─── DATASET RECORDS ───

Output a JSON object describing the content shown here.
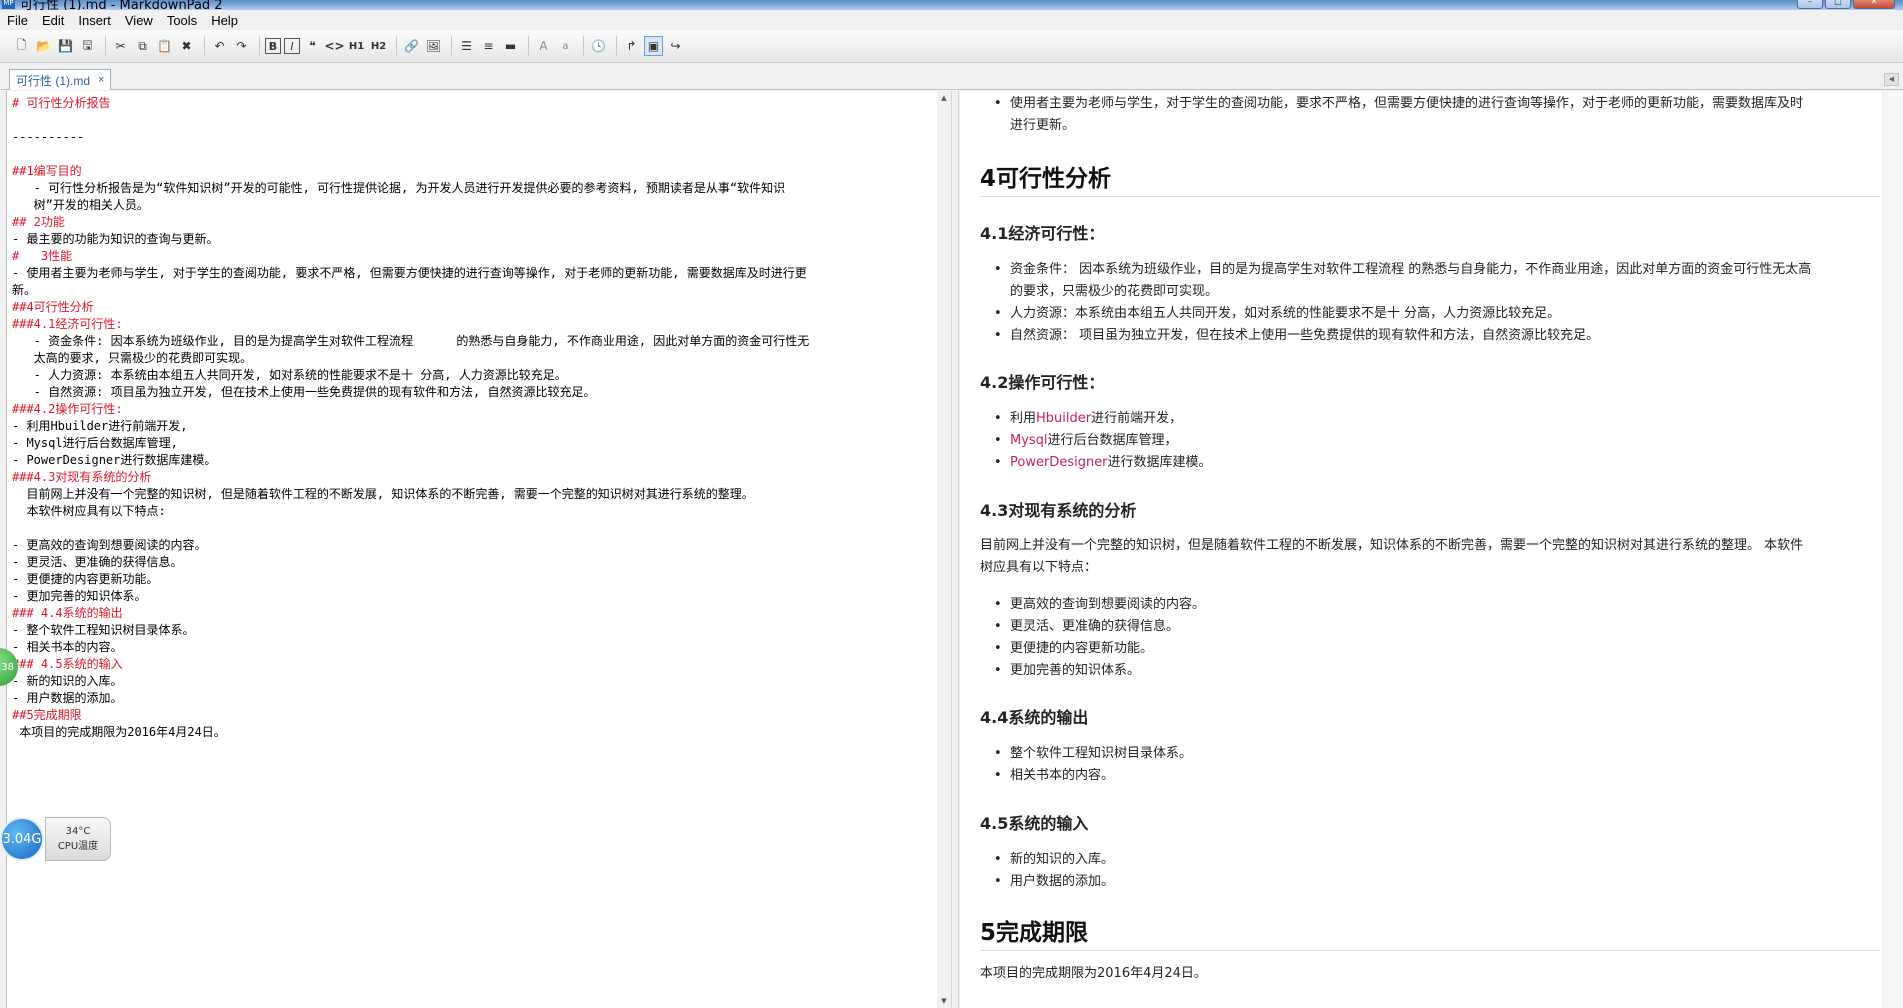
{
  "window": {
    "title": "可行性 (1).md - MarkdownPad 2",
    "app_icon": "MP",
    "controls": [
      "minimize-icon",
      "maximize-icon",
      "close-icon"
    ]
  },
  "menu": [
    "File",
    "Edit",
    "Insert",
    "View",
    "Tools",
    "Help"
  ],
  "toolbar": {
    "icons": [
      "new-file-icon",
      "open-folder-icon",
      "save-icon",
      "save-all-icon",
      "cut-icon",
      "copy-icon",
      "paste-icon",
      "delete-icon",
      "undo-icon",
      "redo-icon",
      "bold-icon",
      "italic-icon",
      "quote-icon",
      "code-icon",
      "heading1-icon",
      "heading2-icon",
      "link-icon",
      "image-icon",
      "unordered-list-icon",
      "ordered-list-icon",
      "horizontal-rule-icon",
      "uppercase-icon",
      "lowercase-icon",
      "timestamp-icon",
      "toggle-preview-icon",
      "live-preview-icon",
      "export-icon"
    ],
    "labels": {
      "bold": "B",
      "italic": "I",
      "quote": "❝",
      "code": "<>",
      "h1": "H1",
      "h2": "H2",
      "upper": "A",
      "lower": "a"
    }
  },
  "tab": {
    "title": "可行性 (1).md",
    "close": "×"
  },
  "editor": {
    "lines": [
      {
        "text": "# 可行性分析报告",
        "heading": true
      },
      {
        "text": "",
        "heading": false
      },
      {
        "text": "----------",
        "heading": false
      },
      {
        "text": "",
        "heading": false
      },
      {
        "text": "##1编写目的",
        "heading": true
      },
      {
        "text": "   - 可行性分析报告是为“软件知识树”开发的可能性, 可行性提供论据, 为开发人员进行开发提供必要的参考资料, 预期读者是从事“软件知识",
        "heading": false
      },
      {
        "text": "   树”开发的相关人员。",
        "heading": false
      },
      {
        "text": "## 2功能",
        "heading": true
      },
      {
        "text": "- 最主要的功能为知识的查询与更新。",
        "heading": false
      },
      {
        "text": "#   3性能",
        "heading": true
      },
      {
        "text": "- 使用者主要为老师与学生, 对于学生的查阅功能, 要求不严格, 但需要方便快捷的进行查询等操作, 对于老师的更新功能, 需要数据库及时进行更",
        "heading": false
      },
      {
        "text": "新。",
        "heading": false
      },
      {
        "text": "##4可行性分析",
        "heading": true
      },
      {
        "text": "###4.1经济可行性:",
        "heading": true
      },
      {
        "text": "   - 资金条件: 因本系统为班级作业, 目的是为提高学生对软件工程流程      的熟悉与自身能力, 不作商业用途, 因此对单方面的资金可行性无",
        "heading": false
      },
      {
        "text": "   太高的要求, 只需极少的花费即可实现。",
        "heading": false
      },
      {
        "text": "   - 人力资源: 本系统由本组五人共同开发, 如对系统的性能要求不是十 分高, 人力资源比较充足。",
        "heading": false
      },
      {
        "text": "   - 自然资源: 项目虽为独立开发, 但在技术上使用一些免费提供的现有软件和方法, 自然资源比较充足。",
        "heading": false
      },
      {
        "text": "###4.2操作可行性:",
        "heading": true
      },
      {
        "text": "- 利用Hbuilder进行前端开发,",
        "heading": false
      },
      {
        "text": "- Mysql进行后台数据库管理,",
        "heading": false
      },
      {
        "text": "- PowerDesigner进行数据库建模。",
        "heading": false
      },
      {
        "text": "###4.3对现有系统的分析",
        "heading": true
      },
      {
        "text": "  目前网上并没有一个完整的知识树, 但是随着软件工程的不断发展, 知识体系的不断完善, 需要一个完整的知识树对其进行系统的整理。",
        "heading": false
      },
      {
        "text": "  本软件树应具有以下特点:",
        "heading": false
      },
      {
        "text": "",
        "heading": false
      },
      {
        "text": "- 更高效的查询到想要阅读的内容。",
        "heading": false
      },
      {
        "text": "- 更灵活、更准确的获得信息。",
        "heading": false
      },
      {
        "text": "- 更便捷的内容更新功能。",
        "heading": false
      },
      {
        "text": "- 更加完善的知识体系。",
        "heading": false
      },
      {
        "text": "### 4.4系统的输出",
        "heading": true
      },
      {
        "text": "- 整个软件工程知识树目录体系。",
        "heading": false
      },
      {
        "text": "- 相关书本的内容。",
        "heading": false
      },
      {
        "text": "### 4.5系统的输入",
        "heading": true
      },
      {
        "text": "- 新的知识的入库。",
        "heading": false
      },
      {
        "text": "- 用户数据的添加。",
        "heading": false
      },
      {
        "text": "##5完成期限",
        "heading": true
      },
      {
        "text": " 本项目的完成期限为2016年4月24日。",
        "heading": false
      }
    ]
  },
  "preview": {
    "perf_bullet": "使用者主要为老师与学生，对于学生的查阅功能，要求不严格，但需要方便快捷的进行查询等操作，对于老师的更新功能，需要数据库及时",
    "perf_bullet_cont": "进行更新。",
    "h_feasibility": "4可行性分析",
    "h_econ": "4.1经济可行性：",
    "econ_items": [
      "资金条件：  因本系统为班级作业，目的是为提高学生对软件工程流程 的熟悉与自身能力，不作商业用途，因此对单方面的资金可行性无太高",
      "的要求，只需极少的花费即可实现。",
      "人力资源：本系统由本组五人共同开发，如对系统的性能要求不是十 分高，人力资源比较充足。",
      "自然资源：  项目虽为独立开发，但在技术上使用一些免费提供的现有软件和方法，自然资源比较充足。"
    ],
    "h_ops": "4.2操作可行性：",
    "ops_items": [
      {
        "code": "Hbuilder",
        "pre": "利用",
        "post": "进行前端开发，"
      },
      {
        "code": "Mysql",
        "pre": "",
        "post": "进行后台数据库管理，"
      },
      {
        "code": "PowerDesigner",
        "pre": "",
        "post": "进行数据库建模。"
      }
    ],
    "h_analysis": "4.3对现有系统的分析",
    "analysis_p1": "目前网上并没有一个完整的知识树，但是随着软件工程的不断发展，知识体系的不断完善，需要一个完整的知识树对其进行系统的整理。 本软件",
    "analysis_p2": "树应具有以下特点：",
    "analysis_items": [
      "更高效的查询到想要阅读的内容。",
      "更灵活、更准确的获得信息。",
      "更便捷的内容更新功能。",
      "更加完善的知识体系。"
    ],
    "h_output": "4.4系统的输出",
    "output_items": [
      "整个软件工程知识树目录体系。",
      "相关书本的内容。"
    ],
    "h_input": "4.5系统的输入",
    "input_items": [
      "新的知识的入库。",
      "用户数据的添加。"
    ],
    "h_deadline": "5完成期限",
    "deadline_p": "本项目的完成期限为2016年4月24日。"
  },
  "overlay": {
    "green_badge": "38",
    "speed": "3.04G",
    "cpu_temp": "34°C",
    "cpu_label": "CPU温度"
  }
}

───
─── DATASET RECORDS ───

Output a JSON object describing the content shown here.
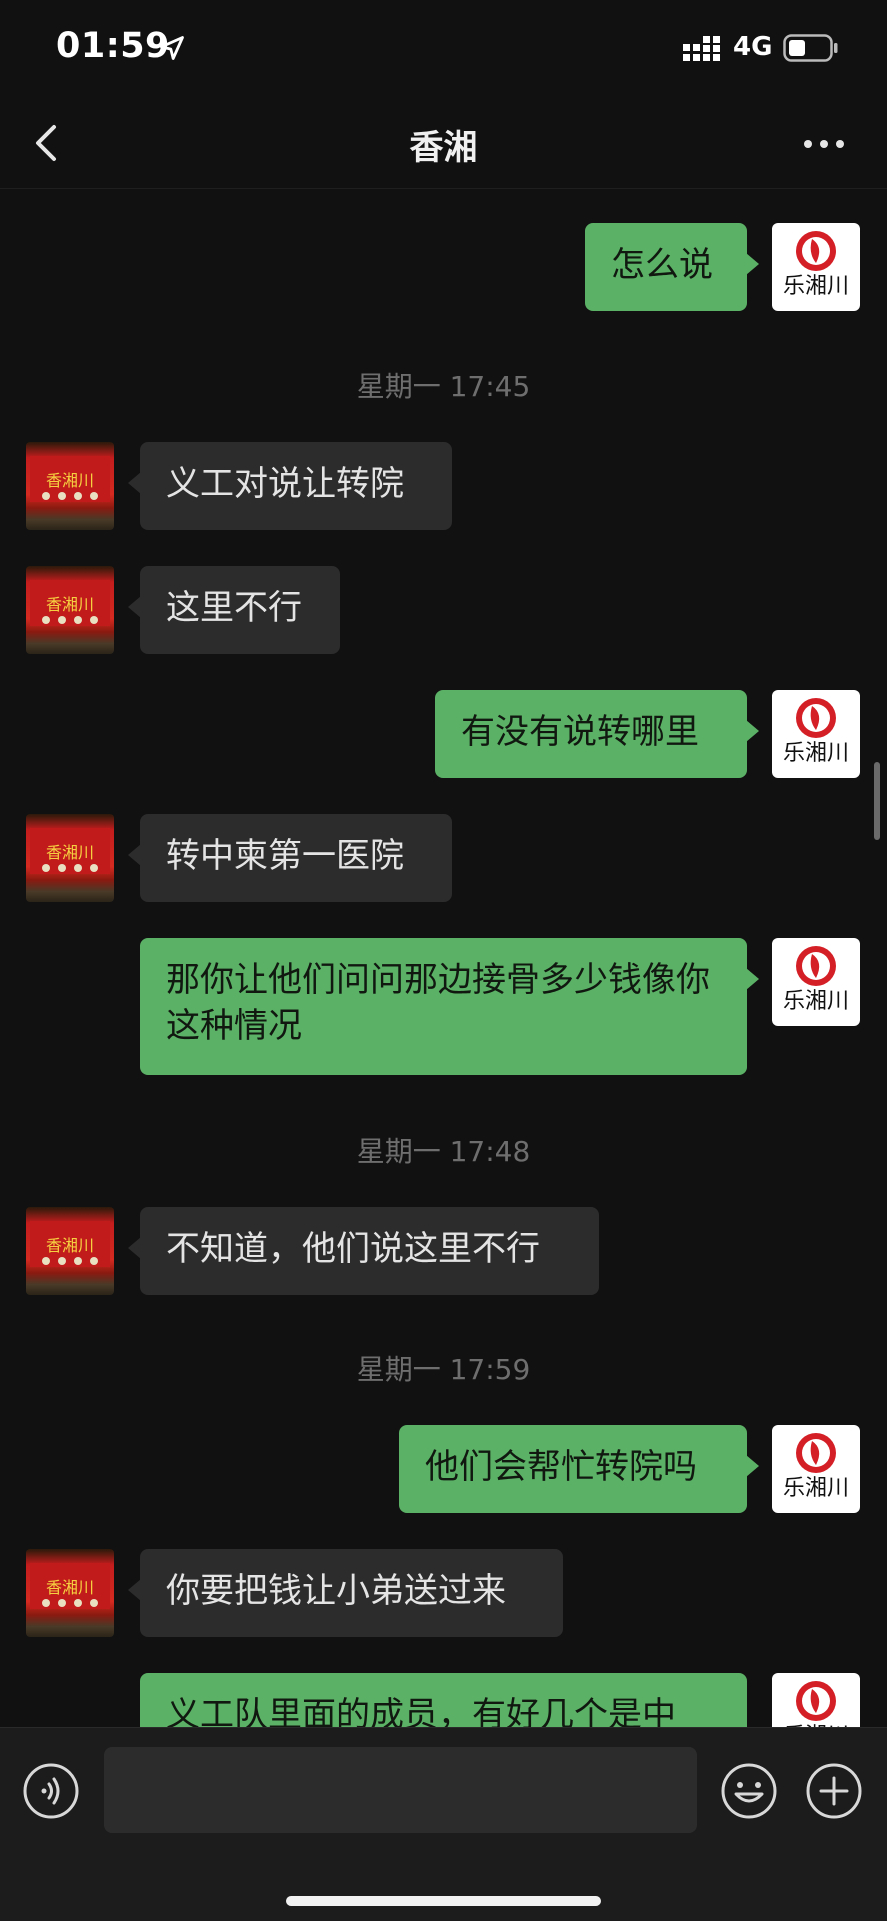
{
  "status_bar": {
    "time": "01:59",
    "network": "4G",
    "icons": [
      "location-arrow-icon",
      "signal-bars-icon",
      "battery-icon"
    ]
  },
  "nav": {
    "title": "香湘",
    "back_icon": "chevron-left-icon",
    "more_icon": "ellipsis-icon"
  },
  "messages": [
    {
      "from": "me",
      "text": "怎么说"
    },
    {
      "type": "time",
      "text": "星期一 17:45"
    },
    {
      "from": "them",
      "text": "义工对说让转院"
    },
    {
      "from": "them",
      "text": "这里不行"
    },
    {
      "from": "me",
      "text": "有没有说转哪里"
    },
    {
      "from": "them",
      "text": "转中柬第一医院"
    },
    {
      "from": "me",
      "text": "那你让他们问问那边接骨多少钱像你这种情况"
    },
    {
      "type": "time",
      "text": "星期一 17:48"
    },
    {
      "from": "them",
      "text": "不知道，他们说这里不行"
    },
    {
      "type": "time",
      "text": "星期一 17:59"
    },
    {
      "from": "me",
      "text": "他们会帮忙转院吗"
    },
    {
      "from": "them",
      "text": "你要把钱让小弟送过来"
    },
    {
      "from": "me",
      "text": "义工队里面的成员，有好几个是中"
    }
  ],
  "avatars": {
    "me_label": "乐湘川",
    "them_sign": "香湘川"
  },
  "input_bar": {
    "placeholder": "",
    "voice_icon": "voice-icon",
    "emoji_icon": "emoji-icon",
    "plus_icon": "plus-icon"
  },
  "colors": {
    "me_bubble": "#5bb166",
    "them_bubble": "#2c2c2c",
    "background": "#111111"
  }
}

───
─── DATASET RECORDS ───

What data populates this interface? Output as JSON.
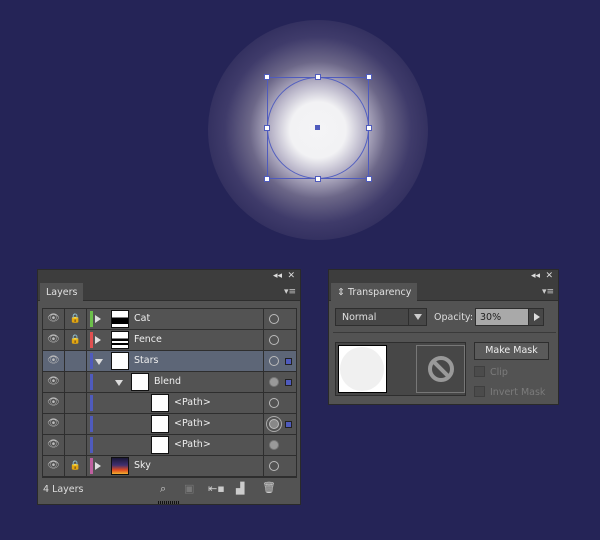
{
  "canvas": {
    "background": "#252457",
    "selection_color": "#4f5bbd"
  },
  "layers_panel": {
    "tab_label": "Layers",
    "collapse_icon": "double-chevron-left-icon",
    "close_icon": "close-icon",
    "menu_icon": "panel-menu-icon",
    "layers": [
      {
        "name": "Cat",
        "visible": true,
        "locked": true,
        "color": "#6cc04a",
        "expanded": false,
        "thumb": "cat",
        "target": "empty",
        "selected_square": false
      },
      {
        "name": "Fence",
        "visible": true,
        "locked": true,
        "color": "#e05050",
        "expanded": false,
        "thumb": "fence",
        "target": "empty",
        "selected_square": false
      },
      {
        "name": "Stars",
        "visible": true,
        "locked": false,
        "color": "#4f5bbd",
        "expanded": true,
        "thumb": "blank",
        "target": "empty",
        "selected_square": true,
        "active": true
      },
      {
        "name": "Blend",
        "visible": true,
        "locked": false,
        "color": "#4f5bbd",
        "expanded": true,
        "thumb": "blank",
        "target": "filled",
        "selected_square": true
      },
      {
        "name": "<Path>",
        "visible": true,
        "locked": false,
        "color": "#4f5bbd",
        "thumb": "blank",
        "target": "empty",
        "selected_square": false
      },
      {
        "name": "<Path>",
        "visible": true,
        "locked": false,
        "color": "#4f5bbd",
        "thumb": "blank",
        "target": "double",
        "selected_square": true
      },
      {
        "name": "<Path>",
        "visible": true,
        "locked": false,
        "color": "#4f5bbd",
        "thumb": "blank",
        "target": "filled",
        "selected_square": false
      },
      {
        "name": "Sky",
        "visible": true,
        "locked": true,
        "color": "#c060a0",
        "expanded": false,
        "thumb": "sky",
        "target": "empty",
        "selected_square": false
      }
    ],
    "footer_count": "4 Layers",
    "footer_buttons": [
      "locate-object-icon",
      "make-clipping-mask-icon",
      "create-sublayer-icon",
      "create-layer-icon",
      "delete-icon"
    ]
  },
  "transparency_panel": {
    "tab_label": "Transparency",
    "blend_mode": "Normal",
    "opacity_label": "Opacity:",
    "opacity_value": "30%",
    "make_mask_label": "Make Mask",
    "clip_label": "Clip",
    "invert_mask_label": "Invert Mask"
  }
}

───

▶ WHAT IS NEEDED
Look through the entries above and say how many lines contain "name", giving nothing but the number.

▶ ANSWER
8